INFORMATION SHOWN:
=== Begin Enclosure ===

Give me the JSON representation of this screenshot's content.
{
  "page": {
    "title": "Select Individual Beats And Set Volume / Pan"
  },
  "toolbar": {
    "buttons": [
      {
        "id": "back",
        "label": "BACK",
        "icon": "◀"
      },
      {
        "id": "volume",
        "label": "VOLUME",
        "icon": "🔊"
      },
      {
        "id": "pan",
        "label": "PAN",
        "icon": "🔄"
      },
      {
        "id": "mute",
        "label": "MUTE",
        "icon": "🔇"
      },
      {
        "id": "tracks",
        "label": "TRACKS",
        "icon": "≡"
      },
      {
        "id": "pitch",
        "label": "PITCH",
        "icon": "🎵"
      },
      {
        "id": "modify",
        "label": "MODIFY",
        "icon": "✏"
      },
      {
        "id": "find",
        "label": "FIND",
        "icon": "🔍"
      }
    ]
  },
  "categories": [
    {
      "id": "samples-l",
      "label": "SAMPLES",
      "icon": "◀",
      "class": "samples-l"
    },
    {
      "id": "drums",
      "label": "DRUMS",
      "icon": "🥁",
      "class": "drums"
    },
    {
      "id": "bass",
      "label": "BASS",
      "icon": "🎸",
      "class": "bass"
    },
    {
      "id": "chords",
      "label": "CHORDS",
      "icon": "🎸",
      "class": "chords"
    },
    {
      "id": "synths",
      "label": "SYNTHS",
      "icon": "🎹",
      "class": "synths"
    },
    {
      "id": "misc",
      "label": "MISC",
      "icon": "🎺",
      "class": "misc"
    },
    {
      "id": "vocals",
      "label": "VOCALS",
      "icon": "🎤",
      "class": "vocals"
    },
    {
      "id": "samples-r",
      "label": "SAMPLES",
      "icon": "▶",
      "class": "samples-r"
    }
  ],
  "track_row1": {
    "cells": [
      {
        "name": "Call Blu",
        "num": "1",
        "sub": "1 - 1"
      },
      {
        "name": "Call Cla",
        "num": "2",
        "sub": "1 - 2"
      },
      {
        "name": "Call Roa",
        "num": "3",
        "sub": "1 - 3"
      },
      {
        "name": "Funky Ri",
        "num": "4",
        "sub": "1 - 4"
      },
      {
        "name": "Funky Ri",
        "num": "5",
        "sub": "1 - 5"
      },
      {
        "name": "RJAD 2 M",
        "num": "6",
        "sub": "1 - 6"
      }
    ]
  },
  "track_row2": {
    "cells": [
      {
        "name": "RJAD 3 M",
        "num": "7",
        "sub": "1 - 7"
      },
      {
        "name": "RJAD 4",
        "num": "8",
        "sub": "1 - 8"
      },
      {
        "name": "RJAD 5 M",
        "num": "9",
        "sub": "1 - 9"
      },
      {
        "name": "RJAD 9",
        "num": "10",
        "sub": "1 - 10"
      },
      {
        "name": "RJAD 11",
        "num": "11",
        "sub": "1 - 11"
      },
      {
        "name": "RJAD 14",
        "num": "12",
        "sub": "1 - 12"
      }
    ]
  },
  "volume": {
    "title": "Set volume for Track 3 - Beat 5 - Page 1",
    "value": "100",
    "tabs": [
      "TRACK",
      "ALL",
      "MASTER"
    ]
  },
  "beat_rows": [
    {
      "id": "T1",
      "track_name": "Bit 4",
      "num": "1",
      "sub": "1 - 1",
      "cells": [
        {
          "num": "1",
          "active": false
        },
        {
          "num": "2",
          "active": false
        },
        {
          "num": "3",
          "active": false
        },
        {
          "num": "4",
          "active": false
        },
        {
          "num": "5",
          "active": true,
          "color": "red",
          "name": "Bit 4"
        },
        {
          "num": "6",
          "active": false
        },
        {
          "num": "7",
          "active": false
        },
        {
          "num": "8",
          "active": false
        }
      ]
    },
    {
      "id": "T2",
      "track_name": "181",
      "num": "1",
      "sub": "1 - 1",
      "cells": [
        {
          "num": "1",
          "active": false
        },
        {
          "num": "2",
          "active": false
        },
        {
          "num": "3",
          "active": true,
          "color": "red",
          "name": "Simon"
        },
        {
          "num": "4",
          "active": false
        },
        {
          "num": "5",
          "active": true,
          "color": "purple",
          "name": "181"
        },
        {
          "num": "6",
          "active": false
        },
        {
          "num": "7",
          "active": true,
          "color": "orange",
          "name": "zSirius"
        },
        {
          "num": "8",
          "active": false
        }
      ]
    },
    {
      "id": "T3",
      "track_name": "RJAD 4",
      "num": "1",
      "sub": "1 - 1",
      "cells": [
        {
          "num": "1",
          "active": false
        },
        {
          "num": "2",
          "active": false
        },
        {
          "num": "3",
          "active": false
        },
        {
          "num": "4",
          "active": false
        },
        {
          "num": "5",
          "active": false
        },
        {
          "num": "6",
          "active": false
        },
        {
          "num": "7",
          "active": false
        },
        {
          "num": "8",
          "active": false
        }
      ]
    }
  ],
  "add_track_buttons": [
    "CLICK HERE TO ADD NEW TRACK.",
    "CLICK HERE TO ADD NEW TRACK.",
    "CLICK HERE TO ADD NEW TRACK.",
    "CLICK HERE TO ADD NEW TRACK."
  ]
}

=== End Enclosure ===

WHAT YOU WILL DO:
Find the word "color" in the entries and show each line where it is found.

SOLUTION FOR THIS PROBLEM:
          "color": "red",
          "color": "red",
          "color": "purple",
          "color": "orange",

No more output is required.